“With the Game Check app, it takes me less than three minutes to report my kill,” Sykes said. “I would encourage everybody to report their harvests on the computer or Smartphone app. We get more accurate information that way. When you’re talking to that computer on the phone, there are more opportunities for errors. The app is by far the easiest way to go.


“The hardest thing about the whole process is entering your license number. Other than that, everybody knows whether it’s a buck or doe, whether you’re on public or private land, and which county you’re in. That’s it.”


Because the deer season in the north zone will end on Jan. 31, the WFF’s Enforcement Section will have the flexibility to make staffing changes for the February season.


“With the north zone’s season being out, things will simmer down up there before it does in the south zone. We will have the opportunity to ship some personnel to hot spots across the state,” said Kevin Dodd, WFF’s Chief of Enforcement. “For those areas that are snowed under with night hunting or deer-hunting complaints, we’ll be able to shift some extra personnel and respond to those complaints. And it will free the local officer to respond to other complaints.


“We’ve never had this opportunity before because we have never had this kind of deer season before. We’re not saying where the officers are coming from or where we’re sending them, but that’s the general concept.”


Although officers will respond to complaints, Dodd said there will be an increased effort to check for proper licensing during the February season.


“We’ve been trying to focus on routine license checks for the last couple of years,” he said. “Hunting without a license is still a huge violation problem. We look at it as Alabama residents being robbed by people hunting without a license.”

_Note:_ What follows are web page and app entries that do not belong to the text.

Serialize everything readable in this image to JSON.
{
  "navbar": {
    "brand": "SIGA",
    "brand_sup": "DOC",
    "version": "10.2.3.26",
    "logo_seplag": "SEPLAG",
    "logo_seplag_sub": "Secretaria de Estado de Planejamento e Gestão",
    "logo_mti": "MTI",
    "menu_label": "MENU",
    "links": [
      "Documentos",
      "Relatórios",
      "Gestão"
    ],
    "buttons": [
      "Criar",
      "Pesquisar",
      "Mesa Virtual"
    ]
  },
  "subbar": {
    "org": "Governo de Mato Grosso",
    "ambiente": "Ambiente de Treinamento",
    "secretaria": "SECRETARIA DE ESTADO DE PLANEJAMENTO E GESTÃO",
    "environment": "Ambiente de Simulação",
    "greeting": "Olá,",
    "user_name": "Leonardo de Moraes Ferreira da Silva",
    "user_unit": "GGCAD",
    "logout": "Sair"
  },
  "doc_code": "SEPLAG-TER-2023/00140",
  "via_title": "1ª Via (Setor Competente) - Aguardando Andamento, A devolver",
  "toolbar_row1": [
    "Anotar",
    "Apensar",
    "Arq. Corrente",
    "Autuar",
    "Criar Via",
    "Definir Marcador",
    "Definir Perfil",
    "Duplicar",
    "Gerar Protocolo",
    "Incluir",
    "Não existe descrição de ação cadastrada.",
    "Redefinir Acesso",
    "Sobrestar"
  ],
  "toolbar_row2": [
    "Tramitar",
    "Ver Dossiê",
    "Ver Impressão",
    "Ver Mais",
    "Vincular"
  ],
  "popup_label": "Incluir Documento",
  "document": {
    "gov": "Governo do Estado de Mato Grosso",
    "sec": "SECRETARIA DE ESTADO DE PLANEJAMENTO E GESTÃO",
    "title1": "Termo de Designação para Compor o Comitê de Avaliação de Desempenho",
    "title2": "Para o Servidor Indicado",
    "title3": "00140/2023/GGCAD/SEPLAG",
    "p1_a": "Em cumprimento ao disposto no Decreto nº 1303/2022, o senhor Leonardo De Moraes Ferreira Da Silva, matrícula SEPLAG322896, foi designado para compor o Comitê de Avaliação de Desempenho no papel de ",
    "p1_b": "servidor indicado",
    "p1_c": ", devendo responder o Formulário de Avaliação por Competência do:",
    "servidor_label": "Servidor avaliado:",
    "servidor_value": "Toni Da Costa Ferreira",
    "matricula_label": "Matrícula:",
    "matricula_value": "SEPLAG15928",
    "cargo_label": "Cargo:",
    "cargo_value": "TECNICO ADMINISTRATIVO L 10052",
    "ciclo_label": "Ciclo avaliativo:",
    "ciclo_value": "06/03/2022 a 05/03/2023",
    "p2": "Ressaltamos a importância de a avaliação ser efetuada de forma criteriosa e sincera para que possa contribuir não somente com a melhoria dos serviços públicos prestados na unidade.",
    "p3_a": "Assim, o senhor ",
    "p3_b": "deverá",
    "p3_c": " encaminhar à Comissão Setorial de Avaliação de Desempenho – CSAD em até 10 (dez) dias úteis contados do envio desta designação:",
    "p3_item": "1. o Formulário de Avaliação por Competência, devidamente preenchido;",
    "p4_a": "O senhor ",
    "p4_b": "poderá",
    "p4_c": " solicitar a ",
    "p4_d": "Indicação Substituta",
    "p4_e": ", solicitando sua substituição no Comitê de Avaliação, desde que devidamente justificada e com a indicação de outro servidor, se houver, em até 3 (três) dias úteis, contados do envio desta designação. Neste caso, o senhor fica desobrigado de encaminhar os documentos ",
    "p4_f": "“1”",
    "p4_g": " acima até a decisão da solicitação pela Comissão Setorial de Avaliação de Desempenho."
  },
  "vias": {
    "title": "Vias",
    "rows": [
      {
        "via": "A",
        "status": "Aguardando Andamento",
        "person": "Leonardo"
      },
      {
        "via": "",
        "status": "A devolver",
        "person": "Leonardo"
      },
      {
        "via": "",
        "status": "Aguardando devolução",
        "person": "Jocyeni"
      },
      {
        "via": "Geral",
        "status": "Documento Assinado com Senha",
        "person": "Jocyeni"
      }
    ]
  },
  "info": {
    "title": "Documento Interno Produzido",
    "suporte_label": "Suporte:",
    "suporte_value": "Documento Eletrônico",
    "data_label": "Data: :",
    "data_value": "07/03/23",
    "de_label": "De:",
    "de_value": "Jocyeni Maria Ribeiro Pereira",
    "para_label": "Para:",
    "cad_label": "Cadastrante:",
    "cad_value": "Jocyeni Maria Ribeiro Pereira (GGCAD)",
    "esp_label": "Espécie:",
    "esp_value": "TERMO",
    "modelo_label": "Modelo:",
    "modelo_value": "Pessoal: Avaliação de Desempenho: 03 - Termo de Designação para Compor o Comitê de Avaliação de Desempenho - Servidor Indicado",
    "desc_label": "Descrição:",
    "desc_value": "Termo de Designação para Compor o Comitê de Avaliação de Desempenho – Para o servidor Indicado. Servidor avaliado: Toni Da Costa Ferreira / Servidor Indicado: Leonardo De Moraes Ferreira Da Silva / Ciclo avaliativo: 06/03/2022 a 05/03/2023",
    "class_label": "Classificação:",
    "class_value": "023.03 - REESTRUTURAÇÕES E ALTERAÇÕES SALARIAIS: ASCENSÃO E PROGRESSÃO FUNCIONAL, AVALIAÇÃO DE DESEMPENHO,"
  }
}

David Rainer works for the Alabama Department of Conservation and Natural Resources.